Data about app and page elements
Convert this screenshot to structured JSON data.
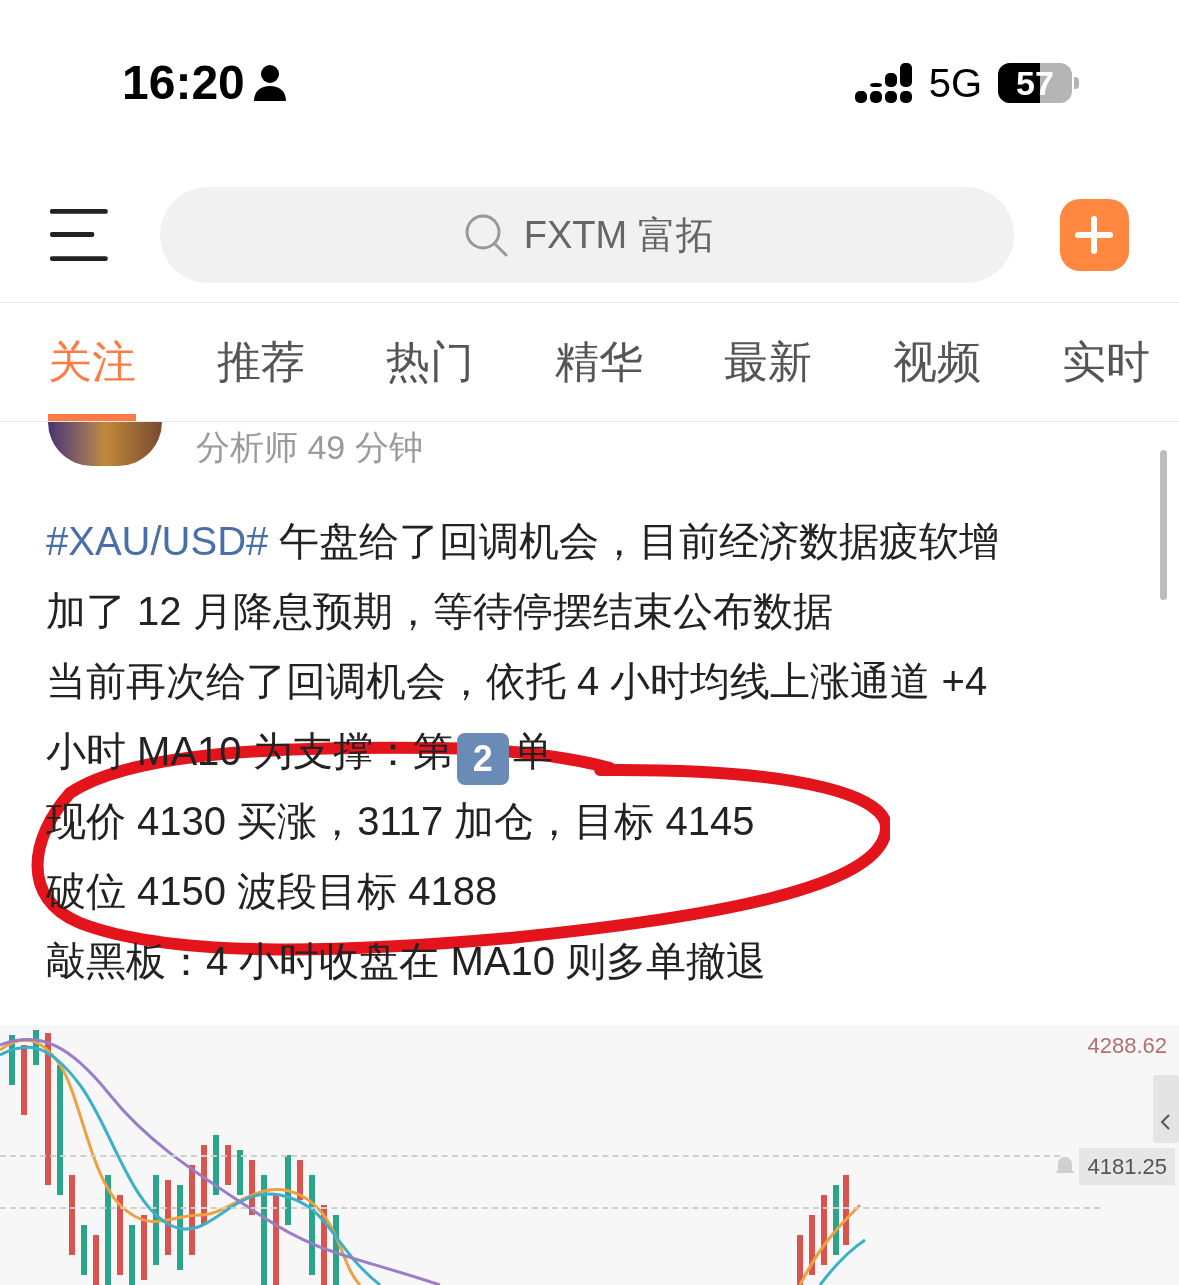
{
  "status_bar": {
    "time": "16:20",
    "network": "5G",
    "battery": "57"
  },
  "search": {
    "placeholder": "FXTM 富拓"
  },
  "tabs": [
    {
      "label": "关注",
      "selected": true
    },
    {
      "label": "推荐",
      "selected": false
    },
    {
      "label": "热门",
      "selected": false
    },
    {
      "label": "精华",
      "selected": false
    },
    {
      "label": "最新",
      "selected": false
    },
    {
      "label": "视频",
      "selected": false
    },
    {
      "label": "实时",
      "selected": false
    }
  ],
  "post": {
    "meta": "分析师 49 分钟",
    "paragraphs": [
      {
        "kind": "hashtag",
        "hashtag": "#XAU/USD#",
        "text": " 午盘给了回调机会，目前经济数据疲软增加了 12 月降息预期，等待停摆结束公布数据"
      },
      {
        "kind": "keycap",
        "text": "当前再次给了回调机会，依托 4 小时均线上涨通道 +4 小时 MA10 为支撑：第",
        "keycap": "2",
        "after": "单"
      },
      {
        "kind": "plain",
        "text": "现价 4130 买涨，3117 加仓，目标 4145"
      },
      {
        "kind": "plain",
        "text": "破位 4150 波段目标 4188"
      },
      {
        "kind": "plain",
        "text": "敲黑板：4 小时收盘在 MA10 则多单撤退"
      }
    ],
    "chart": {
      "price_labels": [
        {
          "kind": "plain",
          "text": "4288.62"
        },
        {
          "kind": "alert",
          "text": "4181.25"
        }
      ]
    }
  }
}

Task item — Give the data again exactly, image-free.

Task answer —
Convert this screenshot to structured JSON data.
{
  "status_bar": {
    "time": "16:20",
    "network": "5G",
    "battery": "57"
  },
  "search": {
    "placeholder": "FXTM 富拓"
  },
  "tabs": [
    {
      "label": "关注",
      "selected": true
    },
    {
      "label": "推荐",
      "selected": false
    },
    {
      "label": "热门",
      "selected": false
    },
    {
      "label": "精华",
      "selected": false
    },
    {
      "label": "最新",
      "selected": false
    },
    {
      "label": "视频",
      "selected": false
    },
    {
      "label": "实时",
      "selected": false
    }
  ],
  "post": {
    "meta": "分析师 49 分钟",
    "paragraphs": [
      {
        "kind": "hashtag",
        "hashtag": "#XAU/USD#",
        "text": " 午盘给了回调机会，目前经济数据疲软增加了 12 月降息预期，等待停摆结束公布数据"
      },
      {
        "kind": "keycap",
        "text": "当前再次给了回调机会，依托 4 小时均线上涨通道 +4 小时 MA10 为支撑：第",
        "keycap": "2",
        "after": "单"
      },
      {
        "kind": "plain",
        "text": "现价 4130 买涨，3117 加仓，目标 4145"
      },
      {
        "kind": "plain",
        "text": "破位 4150 波段目标 4188"
      },
      {
        "kind": "plain",
        "text": "敲黑板：4 小时收盘在 MA10 则多单撤退"
      }
    ],
    "chart": {
      "price_labels": [
        {
          "kind": "plain",
          "text": "4288.62"
        },
        {
          "kind": "alert",
          "text": "4181.25"
        }
      ]
    }
  }
}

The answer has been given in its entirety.